L. EDGAR PRINA
From the end of
World War II, through the Korean and Vietnam conflicts and Desert Storm
in the Persian Gulf, the U.S. Navy maintained a key base in the
Philippines, one that played a major role in support of the national
strategy aimed at peace and stability in the Western Pacific. But when,
in 1992, the Philippine Senate rejected an agreement that would have
extended the U.S. stay at the Subic Bay base, the Navy had to move out
within three years.
then became this: Could the loss of Subic, which had contributed so much
to the training and readiness of U.S. forward-deployed forces, be offset
by making arrangements with other countries for access to bases within
their borders? The answer, of course, has been "not entirely."
Subic was special. But after the Navy terminated its presence there in
1992, the United States concluded a series of access agreements and
other arrangements with its Southeast Asian friends and allies who have
wanted a continued U.S. military presence in the area.
these countries is Singapore, a prosperous island-nation with a
population of three million--and a deep harbor. It sits astride the
junction of the Pacific and Indian Oceans near the southern tip of the
Malay Peninsula. Singapore was the site of a major British Royal Navy
base for more than a century--until Imperial Japanese Army forces, led
by Gen. Tomoyaki Yamashita, "the Tiger of Malaya," captured it
in 1942, in the early days of the war in the Pacific. Singapore became
an independent nation within the British Commonwealth in 1964. The
majority of its population is ethnic Chinese.
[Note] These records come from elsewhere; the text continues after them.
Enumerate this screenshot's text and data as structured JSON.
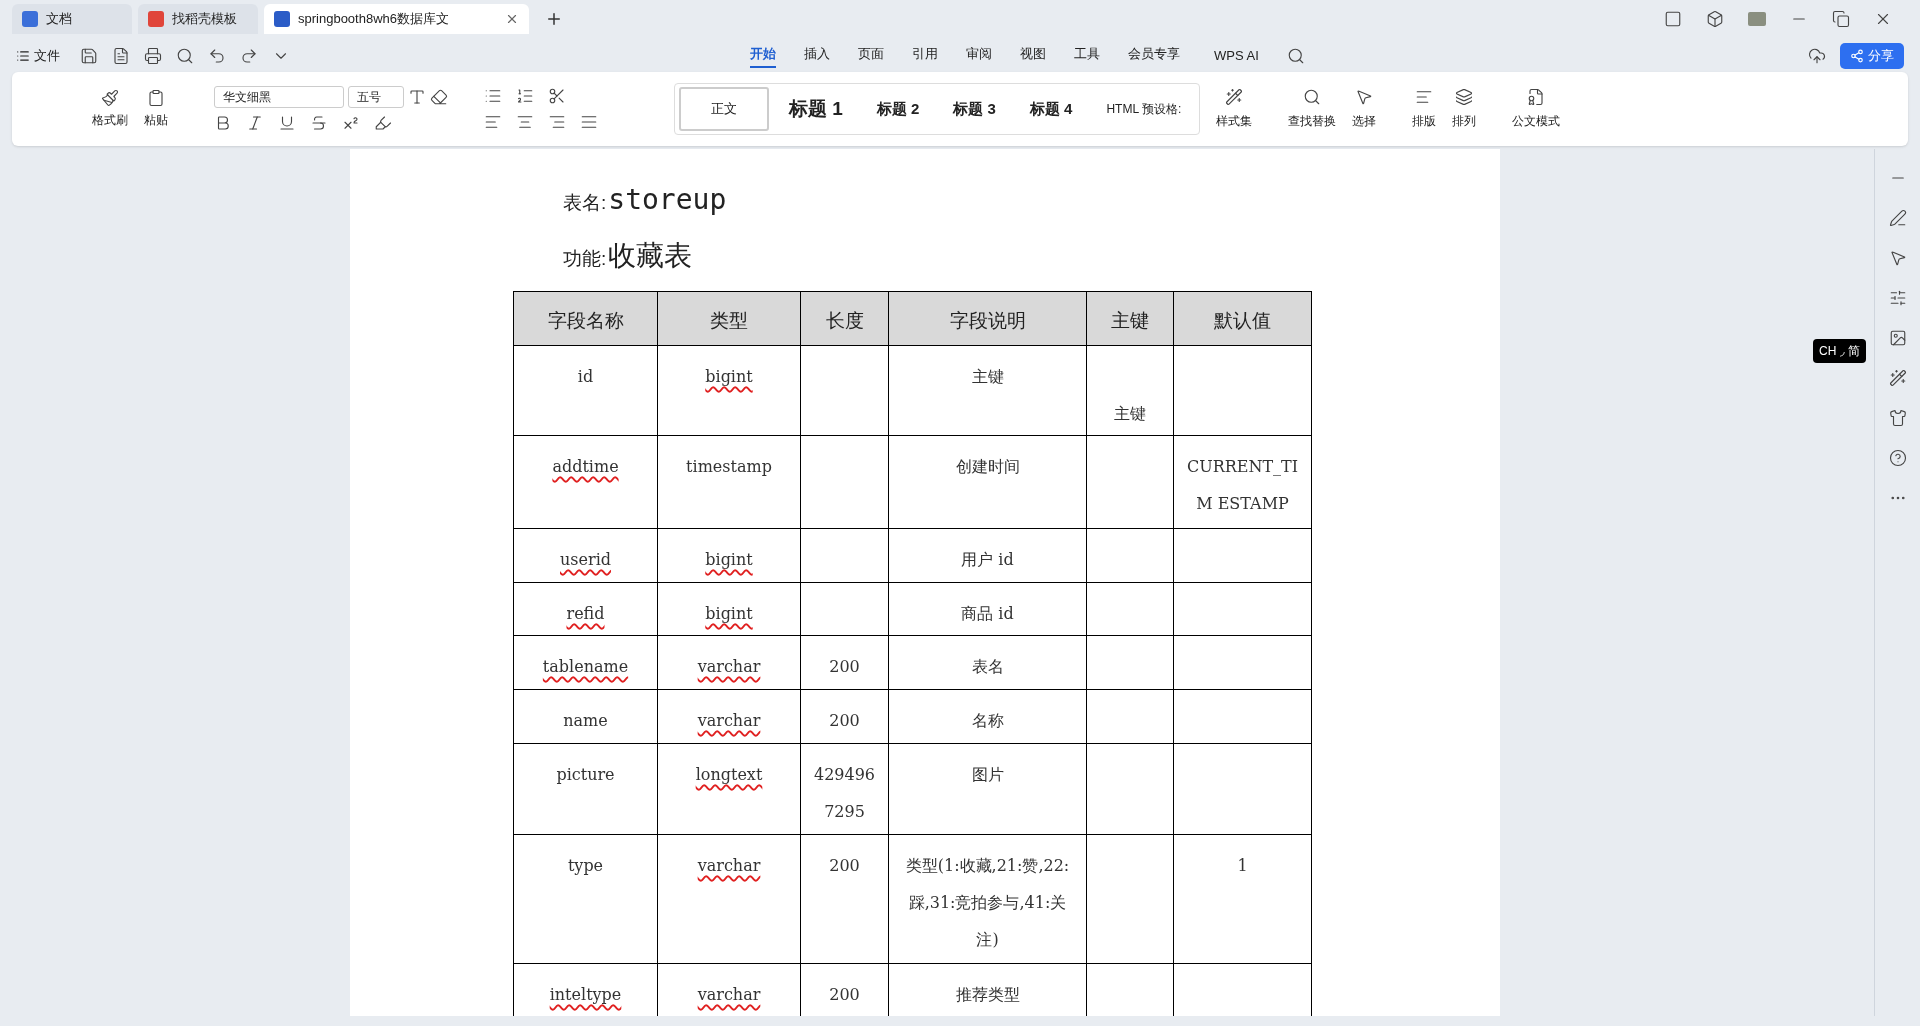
{
  "tabs": [
    {
      "label": "文档",
      "selected": false,
      "color": "#3b6fd9"
    },
    {
      "label": "找稻壳模板",
      "selected": false,
      "color": "#e0453a"
    },
    {
      "label": "springbooth8wh6数据库文",
      "selected": true,
      "color": "#2b5cc7"
    }
  ],
  "file_menu": "文件",
  "ribbon_tabs": [
    {
      "label": "开始",
      "selected": true
    },
    {
      "label": "插入",
      "selected": false
    },
    {
      "label": "页面",
      "selected": false
    },
    {
      "label": "引用",
      "selected": false
    },
    {
      "label": "审阅",
      "selected": false
    },
    {
      "label": "视图",
      "selected": false
    },
    {
      "label": "工具",
      "selected": false
    },
    {
      "label": "会员专享",
      "selected": false
    }
  ],
  "wps_ai": "WPS AI",
  "share_button": "分享",
  "ribbon": {
    "format_painter": "格式刷",
    "paste": "粘贴",
    "font": "华文细黑",
    "size": "五号",
    "styles": [
      {
        "label": "正文",
        "selected": true
      },
      {
        "label": "标题 1",
        "selected": false
      },
      {
        "label": "标题 2",
        "selected": false
      },
      {
        "label": "标题 3",
        "selected": false
      },
      {
        "label": "标题 4",
        "selected": false
      },
      {
        "label": "HTML 预设格:",
        "selected": false
      }
    ],
    "tools": [
      "样式集",
      "查找替换",
      "选择",
      "排版",
      "排列",
      "公文模式"
    ]
  },
  "document": {
    "table_name_label": "表名:",
    "table_name": "storeup",
    "function_label": "功能:",
    "function": "收藏表",
    "columns": [
      "字段名称",
      "类型",
      "长度",
      "字段说明",
      "主键",
      "默认值"
    ],
    "rows": [
      {
        "cells": [
          {
            "text": "id",
            "spell_error": false
          },
          {
            "text": "bigint",
            "spell_error": true
          },
          null,
          {
            "text": "主键",
            "spell_error": false
          },
          {
            "text": "主键",
            "spell_error": false
          },
          null
        ]
      },
      {
        "cells": [
          {
            "text": "addtime",
            "spell_error": true
          },
          {
            "text": "timestamp",
            "spell_error": false
          },
          null,
          {
            "text": "创建时间",
            "spell_error": false
          },
          null,
          {
            "text": "CURRENT_TIM ESTAMP",
            "spell_error": false
          }
        ]
      },
      {
        "cells": [
          {
            "text": "userid",
            "spell_error": true
          },
          {
            "text": "bigint",
            "spell_error": true
          },
          null,
          {
            "text": "用户 id",
            "spell_error": false
          },
          null,
          null
        ]
      },
      {
        "cells": [
          {
            "text": "refid",
            "spell_error": true
          },
          {
            "text": "bigint",
            "spell_error": true
          },
          null,
          {
            "text": "商品 id",
            "spell_error": false
          },
          null,
          null
        ]
      },
      {
        "cells": [
          {
            "text": "tablename",
            "spell_error": true
          },
          {
            "text": "varchar",
            "spell_error": true
          },
          {
            "text": "200",
            "spell_error": false
          },
          {
            "text": "表名",
            "spell_error": false
          },
          null,
          null
        ]
      },
      {
        "cells": [
          {
            "text": "name",
            "spell_error": false
          },
          {
            "text": "varchar",
            "spell_error": true
          },
          {
            "text": "200",
            "spell_error": false
          },
          {
            "text": "名称",
            "spell_error": false
          },
          null,
          null
        ]
      },
      {
        "cells": [
          {
            "text": "picture",
            "spell_error": false
          },
          {
            "text": "longtext",
            "spell_error": true
          },
          {
            "text": "4294967295",
            "spell_error": false
          },
          {
            "text": "图片",
            "spell_error": false
          },
          null,
          null
        ]
      },
      {
        "cells": [
          {
            "text": "type",
            "spell_error": false
          },
          {
            "text": "varchar",
            "spell_error": true
          },
          {
            "text": "200",
            "spell_error": false
          },
          {
            "text": "类型(1:收藏,21:赞,22:踩,31:竞拍参与,41:关注)",
            "spell_error": false
          },
          null,
          {
            "text": "1",
            "spell_error": false
          }
        ]
      },
      {
        "cells": [
          {
            "text": "inteltype",
            "spell_error": true
          },
          {
            "text": "varchar",
            "spell_error": true
          },
          {
            "text": "200",
            "spell_error": false
          },
          {
            "text": "推荐类型",
            "spell_error": false
          },
          null,
          null
        ]
      }
    ]
  },
  "ime_indicator": "CH ◞ 简"
}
arrangements Washington has made with Singapore include the privilege of
port calls, the use of repair facilities and training ranges, logistic
support, and participation in combined naval exercises. As the U.S.
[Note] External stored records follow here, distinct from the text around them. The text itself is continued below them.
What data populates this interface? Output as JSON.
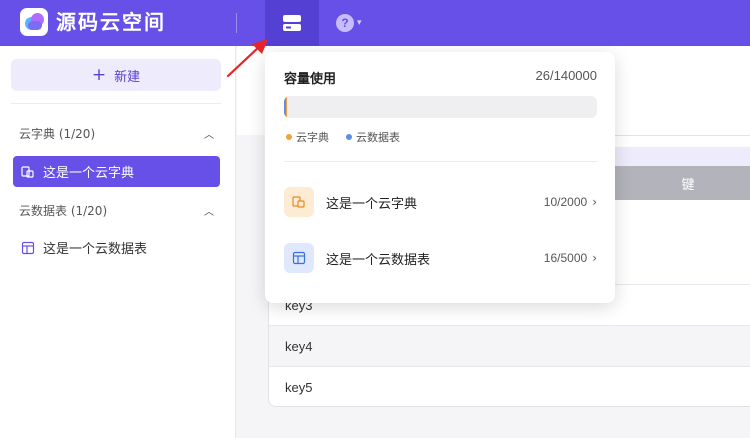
{
  "app": {
    "brand": "源码云空间"
  },
  "topbar": {
    "help_label": "?"
  },
  "sidebar": {
    "new_button": "新建",
    "groups": [
      {
        "label": "云字典 (1/20)",
        "items": [
          {
            "label": "这是一个云字典",
            "active": true
          }
        ]
      },
      {
        "label": "云数据表 (1/20)",
        "items": [
          {
            "label": "这是一个云数据表",
            "active": false
          }
        ]
      }
    ]
  },
  "table": {
    "column_header": "键",
    "rows": [
      "key3",
      "key4",
      "key5"
    ]
  },
  "capacity_popover": {
    "title": "容量使用",
    "count": "26/140000",
    "usage_fraction": 0.000186,
    "legend": [
      {
        "label": "云字典",
        "color": "#f2a23b"
      },
      {
        "label": "云数据表",
        "color": "#5b8cf0"
      }
    ],
    "items": [
      {
        "name": "这是一个云字典",
        "usage": "10/2000",
        "icon": "dictionary-icon"
      },
      {
        "name": "这是一个云数据表",
        "usage": "16/5000",
        "icon": "datatable-icon"
      }
    ]
  },
  "colors": {
    "accent": "#6650e8",
    "annotation_arrow": "#e8242b"
  }
}
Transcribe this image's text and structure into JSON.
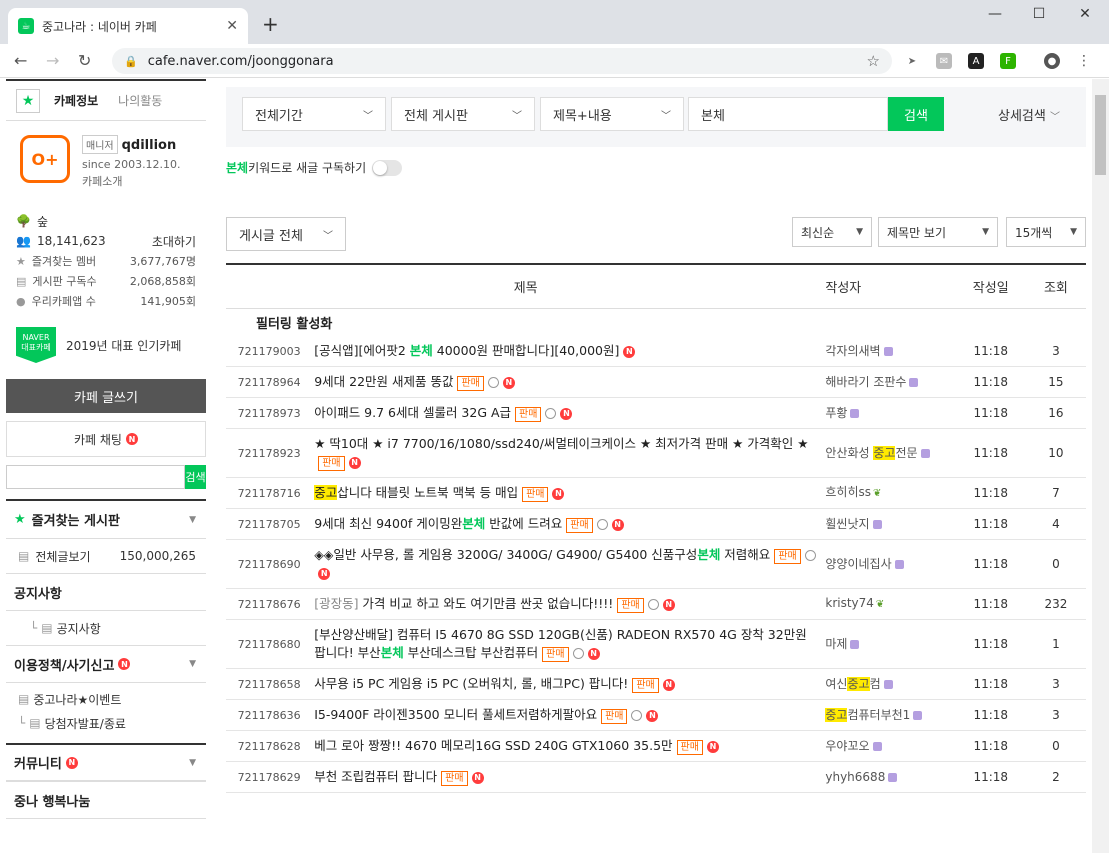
{
  "browser": {
    "tab_title": "중고나라 : 네이버 카페",
    "url": "cafe.naver.com/joonggonara"
  },
  "sidebar": {
    "tab_info": "카페정보",
    "tab_activity": "나의활동",
    "manager_badge": "매니저",
    "manager_id": "qdillion",
    "since": "since 2003.12.10.",
    "intro": "카페소개",
    "level": "숲",
    "members": "18,141,623",
    "invite": "초대하기",
    "stats": [
      {
        "label": "즐겨찾는 멤버",
        "value": "3,677,767명"
      },
      {
        "label": "게시판 구독수",
        "value": "2,068,858회"
      },
      {
        "label": "우리카페앱 수",
        "value": "141,905회"
      }
    ],
    "naver_badge_1": "NAVER",
    "naver_badge_2": "대표카페",
    "naver_text": "2019년 대표 인기카페",
    "write_btn": "카페 글쓰기",
    "chat_btn": "카페 채팅",
    "search_btn": "검색",
    "fav_title": "즐겨찾는 게시판",
    "all_posts": "전체글보기",
    "all_posts_count": "150,000,265",
    "notice_head": "공지사항",
    "notice_item": "공지사항",
    "policy_head": "이용정책/사기신고",
    "event_item": "중고나라★이벤트",
    "winner_item": "당첨자발표/종료",
    "community_head": "커뮤니티",
    "share_head": "중나 행복나눔"
  },
  "filters": {
    "period": "전체기간",
    "board": "전체 게시판",
    "scope": "제목+내용",
    "keyword": "본체",
    "search_btn": "검색",
    "detail": "상세검색"
  },
  "subscribe": {
    "keyword": "본체",
    "text": " 키워드로 새글 구독하기"
  },
  "list_controls": {
    "category": "게시글 전체",
    "sort": "최신순",
    "view": "제목만 보기",
    "count": "15개씩"
  },
  "table": {
    "headers": {
      "title": "제목",
      "author": "작성자",
      "date": "작성일",
      "views": "조회"
    },
    "filtering": "필터링 활성화",
    "rows": [
      {
        "num": "721179003",
        "pre": "[공식앱][에어팟2 ",
        "kw": "본체",
        "post": " 40000원 판매합니다][40,000원]",
        "tag": "",
        "cam": false,
        "author": "각자의새벽",
        "date": "11:18",
        "views": "3"
      },
      {
        "num": "721178964",
        "pre": "9세대 22만원 새제품 똥값",
        "kw": "",
        "post": "",
        "tag": "판매",
        "cam": true,
        "author": "해바라기 조판수",
        "date": "11:18",
        "views": "15"
      },
      {
        "num": "721178973",
        "pre": "아이패드 9.7 6세대 셀룰러 32G A급",
        "kw": "",
        "post": "",
        "tag": "판매",
        "cam": true,
        "author": "푸황",
        "date": "11:18",
        "views": "16"
      },
      {
        "num": "721178923",
        "pre": "★ 딱10대 ★ i7 7700/16/1080/ssd240/써멀테이크케이스 ★ 최저가격 판매 ★ 가격확인 ★",
        "kw": "",
        "post": "",
        "tag": "판매",
        "cam": false,
        "author_pre": "안산화성 ",
        "author_hl": "중고",
        "author_post": "전문",
        "date": "11:18",
        "views": "10"
      },
      {
        "num": "721178716",
        "hl": "중고",
        "pre": "삽니다 태블릿 노트북 맥북 등 매입",
        "kw": "",
        "post": "",
        "tag": "판매",
        "cam": false,
        "author": "흐히히ss",
        "date": "11:18",
        "views": "7"
      },
      {
        "num": "721178705",
        "pre": "9세대 최신 9400f 게이밍완",
        "kw": "본체",
        "post": " 반값에 드려요",
        "tag": "판매",
        "cam": true,
        "author": "휠씬낫지",
        "date": "11:18",
        "views": "4"
      },
      {
        "num": "721178690",
        "pre": "◈◈일반 사무용, 롤 게임용 3200G/ 3400G/ G4900/ G5400 신품구성",
        "kw": "본체",
        "post": " 저렴해요",
        "tag": "판매",
        "cam": true,
        "author": "양양이네집사",
        "date": "11:18",
        "views": "0"
      },
      {
        "num": "721178676",
        "gpre": "[광장동]",
        "pre": " 가격 비교 하고 와도 여기만큼 싼곳 없습니다!!!!",
        "kw": "",
        "post": "",
        "tag": "판매",
        "cam": true,
        "author": "kristy74",
        "date": "11:18",
        "views": "232"
      },
      {
        "num": "721178680",
        "pre": "[부산양산배달] 컴퓨터 I5 4670 8G SSD 120GB(신품) RADEON RX570 4G 장착 32만원 팝니다! 부산",
        "kw": "본체",
        "post": " 부산데스크탑 부산컴퓨터",
        "tag": "판매",
        "cam": true,
        "author": "마제",
        "date": "11:18",
        "views": "1"
      },
      {
        "num": "721178658",
        "pre": "사무용 i5 PC 게임용 i5 PC (오버워치, 롤, 배그PC) 팝니다!",
        "kw": "",
        "post": "",
        "tag": "판매",
        "cam": false,
        "author_pre": "여신",
        "author_hl": "중고",
        "author_post": "컴",
        "date": "11:18",
        "views": "3"
      },
      {
        "num": "721178636",
        "pre": "I5-9400F 라이젠3500 모니터 풀세트저렴하게팔아요",
        "kw": "",
        "post": "",
        "tag": "판매",
        "cam": true,
        "author_pre": "",
        "author_hl": "중고",
        "author_post": "컴퓨터부천1",
        "date": "11:18",
        "views": "3"
      },
      {
        "num": "721178628",
        "pre": "베그 로아 짱짱!! 4670 메모리16G SSD 240G GTX1060 35.5만",
        "kw": "",
        "post": "",
        "tag": "판매",
        "cam": false,
        "author": "우야꼬오",
        "date": "11:18",
        "views": "0"
      },
      {
        "num": "721178629",
        "pre": "부천 조립컴퓨터 팝니다",
        "kw": "",
        "post": "",
        "tag": "판매",
        "cam": false,
        "author": "yhyh6688",
        "date": "11:18",
        "views": "2"
      }
    ]
  }
}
Defense Department noted in its East Asian Strategy Report last year,
these arrangements have become of increasing importance to the U.S.
presence overseas. For example, Singapore announced in early 1998 that
its Changi Naval Station, which will be operational in the year 2000,
would be available to U.S. naval combatants. The station includes a pier
that can accommodate U.S. Navy aircraft carriers.
Secretary William S. Cohen visited Singapore in October 1999, he and
Prime Minister Goh Chok Tong and his deputy, Tony Tan, discussed the
importance of the Changi port expansion to the U.S. naval presence in
the region. Cohen visited Changi, where land is being reclaimed to push
the port further out to sea. "This is a sign of the strength and
scope of our security partnership," he told reporters. "The
United States is grateful for Singapore's support."
Goh enunciated the view of most members of the Assoc-iation of Southeast
Asian Nations (ASEAN) during his meeting with President George Bush in
early 1992. He said that a substantial U.S. economic and security
presence was needed to maintain a stable balance of power in the region,
and that peace was the dominant factor that had permitted ASEAN states
to expand their markets, especially to the United States.
has valued Singapore's cooperation for years. Its East Asian Strategy
Report, cited above, had this to say: "Singapore has been Southeast
Asia's leading advocate of a continued United States military presence.
Singapore actively searches for ways to keep the United States engaged
in the region, whether in multilateral institutions, such as the
Association of Southeast Asian Nations Regional Forum, or by expanding
U.S. military-access opportunities in Singapore itself."
the Report, even before the United States began negotiations with the
Philippines over the Subic naval base in the early 1990s, Singapore
offered to conclude an access agreement that would help disperse the
U.S. presence in the region and spread the political responsibility of
hosting American forces.
The 1990 Access
Memorandum of Understanding has been instrumental in sustaining U.S.
presence in Southeast Asia. Although fewer than 200 U.S. personnel are
permanently assigned to duty in Singapore, the United States conducts a
variety of naval and air training, most notably fighter-aircraft
deployments that occur approximately six times a year. A naval logistics
unit--Commander, Logistics Group, Western Pacific (COMLOGWESTPAC)--that
was relocated from Subic Bay assists in fleet support and coordinates
bilateral naval exercises in Southeast Asia. In addition to this
logistics center, which is headed by Rear Adm. Stephen R. Loeffler, the
Naval Regional Contract Center and six other agencies moved from Subic